══ GIVEN RECORDS
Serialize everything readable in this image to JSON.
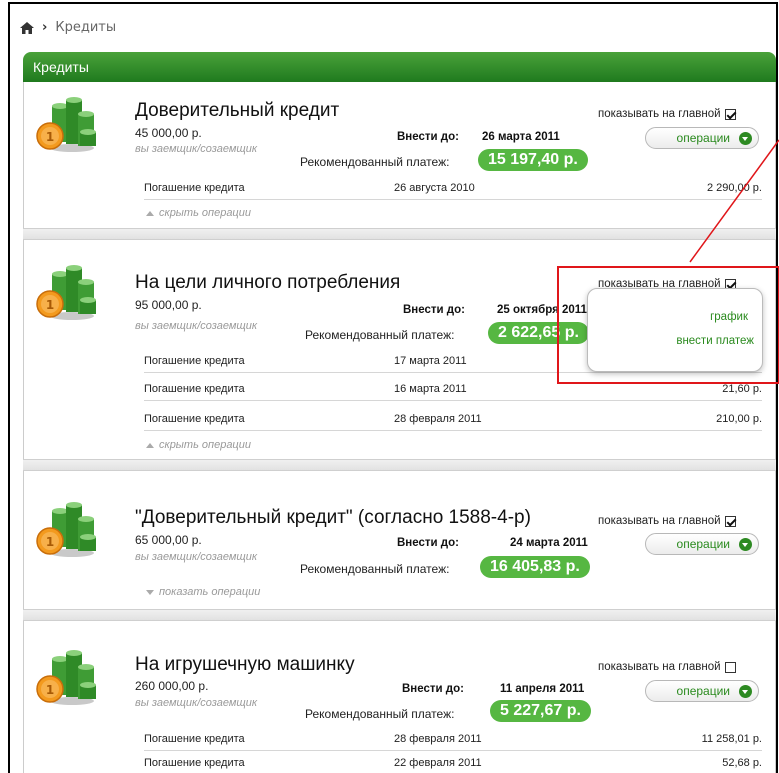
{
  "breadcrumb": {
    "current": "Кредиты"
  },
  "header": {
    "title": "Кредиты"
  },
  "labels": {
    "show_main": "показывать на главной",
    "operations": "операции",
    "due": "Внести до:",
    "recommended": "Рекомендованный платеж:",
    "hide_ops": "скрыть операции",
    "show_ops": "показать операции"
  },
  "credits": [
    {
      "title": "Доверительный кредит",
      "amount": "45 000,00 р.",
      "role": "вы заемщик/созаемщик",
      "due_date": "26 марта 2011",
      "payment": "15 197,40 р.",
      "show_main": true,
      "operations": [
        {
          "name": "Погашение кредита",
          "date": "26 августа 2010",
          "sum": "2 290,00 р."
        }
      ]
    },
    {
      "title": "На цели личного потребления",
      "amount": "95 000,00 р.",
      "role": "вы заемщик/созаемщик",
      "due_date": "25 октября 2011",
      "payment": "2 622,65 р.",
      "show_main": true,
      "operations": [
        {
          "name": "Погашение кредита",
          "date": "17 марта 2011",
          "sum": ""
        },
        {
          "name": "Погашение кредита",
          "date": "16 марта 2011",
          "sum": "21,60 р."
        },
        {
          "name": "Погашение кредита",
          "date": "28 февраля 2011",
          "sum": "210,00 р."
        }
      ]
    },
    {
      "title": "\"Доверительный кредит\" (согласно 1588-4-р)",
      "amount": "65 000,00 р.",
      "role": "вы заемщик/созаемщик",
      "due_date": "24 марта 2011",
      "payment": "16 405,83 р.",
      "show_main": true,
      "operations": []
    },
    {
      "title": "На игрушечную машинку",
      "amount": "260 000,00 р.",
      "role": "вы заемщик/созаемщик",
      "due_date": "11 апреля 2011",
      "payment": "5 227,67 р.",
      "show_main": false,
      "operations": [
        {
          "name": "Погашение кредита",
          "date": "28 февраля 2011",
          "sum": "11 258,01 р."
        },
        {
          "name": "Погашение кредита",
          "date": "22 февраля 2011",
          "sum": "52,68 р."
        }
      ]
    }
  ],
  "popup_menu": {
    "item1": "график",
    "item2": "внести платеж"
  },
  "colors": {
    "brand_green": "#2d8a22",
    "pill_green": "#56b742",
    "annotation_red": "#e0161a"
  }
}
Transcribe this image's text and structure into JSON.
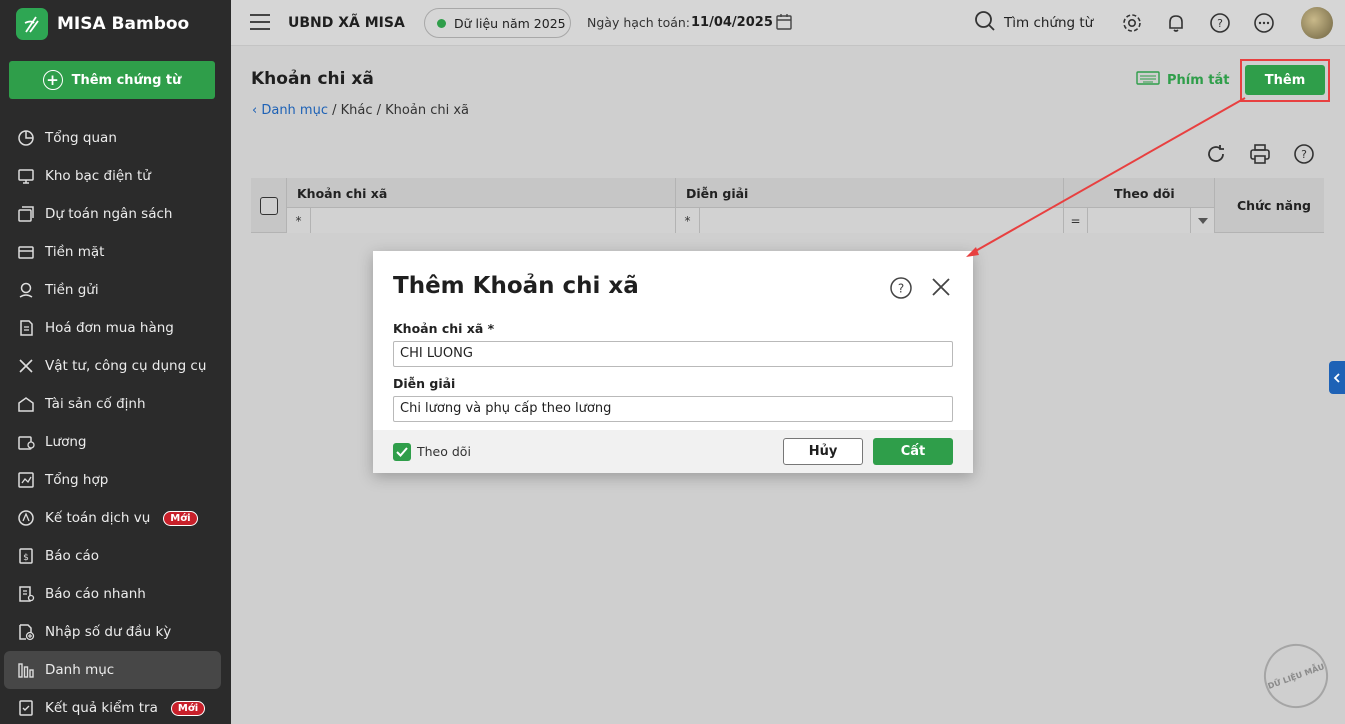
{
  "sidebar": {
    "brand": "MISA Bamboo",
    "add_voucher": "Thêm chứng từ",
    "items": [
      {
        "label": "Tổng quan",
        "icon": "pie-chart-icon"
      },
      {
        "label": "Kho bạc điện tử",
        "icon": "monitor-icon"
      },
      {
        "label": "Dự toán ngân sách",
        "icon": "budget-icon"
      },
      {
        "label": "Tiền mặt",
        "icon": "cash-icon"
      },
      {
        "label": "Tiền gửi",
        "icon": "deposit-icon"
      },
      {
        "label": "Hoá đơn mua hàng",
        "icon": "invoice-icon"
      },
      {
        "label": "Vật tư, công cụ dụng cụ",
        "icon": "tools-icon"
      },
      {
        "label": "Tài sản cố định",
        "icon": "building-icon"
      },
      {
        "label": "Lương",
        "icon": "salary-icon"
      },
      {
        "label": "Tổng hợp",
        "icon": "summary-icon"
      },
      {
        "label": "Kế toán dịch vụ",
        "icon": "service-icon",
        "badge": "Mới"
      },
      {
        "label": "Báo cáo",
        "icon": "report-icon"
      },
      {
        "label": "Báo cáo nhanh",
        "icon": "quick-report-icon"
      },
      {
        "label": "Nhập số dư đầu kỳ",
        "icon": "opening-balance-icon"
      },
      {
        "label": "Danh mục",
        "icon": "category-icon",
        "active": true
      },
      {
        "label": "Kết quả kiểm tra",
        "icon": "check-result-icon",
        "badge": "Mới"
      }
    ]
  },
  "topbar": {
    "org_name": "UBND XÃ MISA",
    "year_label": "Dữ liệu năm 2025",
    "posting_label": "Ngày hạch toán:",
    "posting_date": "11/04/2025",
    "search_label": "Tìm chứng từ"
  },
  "page": {
    "title": "Khoản chi xã",
    "breadcrumb_link": "Danh mục",
    "breadcrumb_rest": " / Khác / Khoản chi xã",
    "shortcut_label": "Phím tắt",
    "add_label": "Thêm"
  },
  "grid": {
    "columns": [
      "Khoản chi xã",
      "Diễn giải",
      "Theo dõi",
      "Chức năng"
    ],
    "filter_ops": [
      "*",
      "*",
      "="
    ]
  },
  "dialog": {
    "title": "Thêm Khoản chi xã",
    "field1_label": "Khoản chi xã *",
    "field1_value": "CHI LUONG",
    "field2_label": "Diễn giải",
    "field2_value": "Chi lương và phụ cấp theo lương",
    "follow_label": "Theo dõi",
    "follow_checked": true,
    "cancel_label": "Hủy",
    "save_label": "Cất"
  },
  "watermark": "DỮ LIỆU MẪU",
  "colors": {
    "accent": "#2f9e4a",
    "sidebar_bg": "#2b2b2b",
    "link": "#1e62b6",
    "highlight": "#e84040",
    "badge": "#c8202a"
  }
}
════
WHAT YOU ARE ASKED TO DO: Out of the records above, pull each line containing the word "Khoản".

RESULT FOR THIS TASK:
    "title": "Khoản chi xã",
    "breadcrumb_rest": " / Khác / Khoản chi xã",
      "Khoản chi xã",
    "title": "Thêm Khoản chi xã",
    "field1_label": "Khoản chi xã *",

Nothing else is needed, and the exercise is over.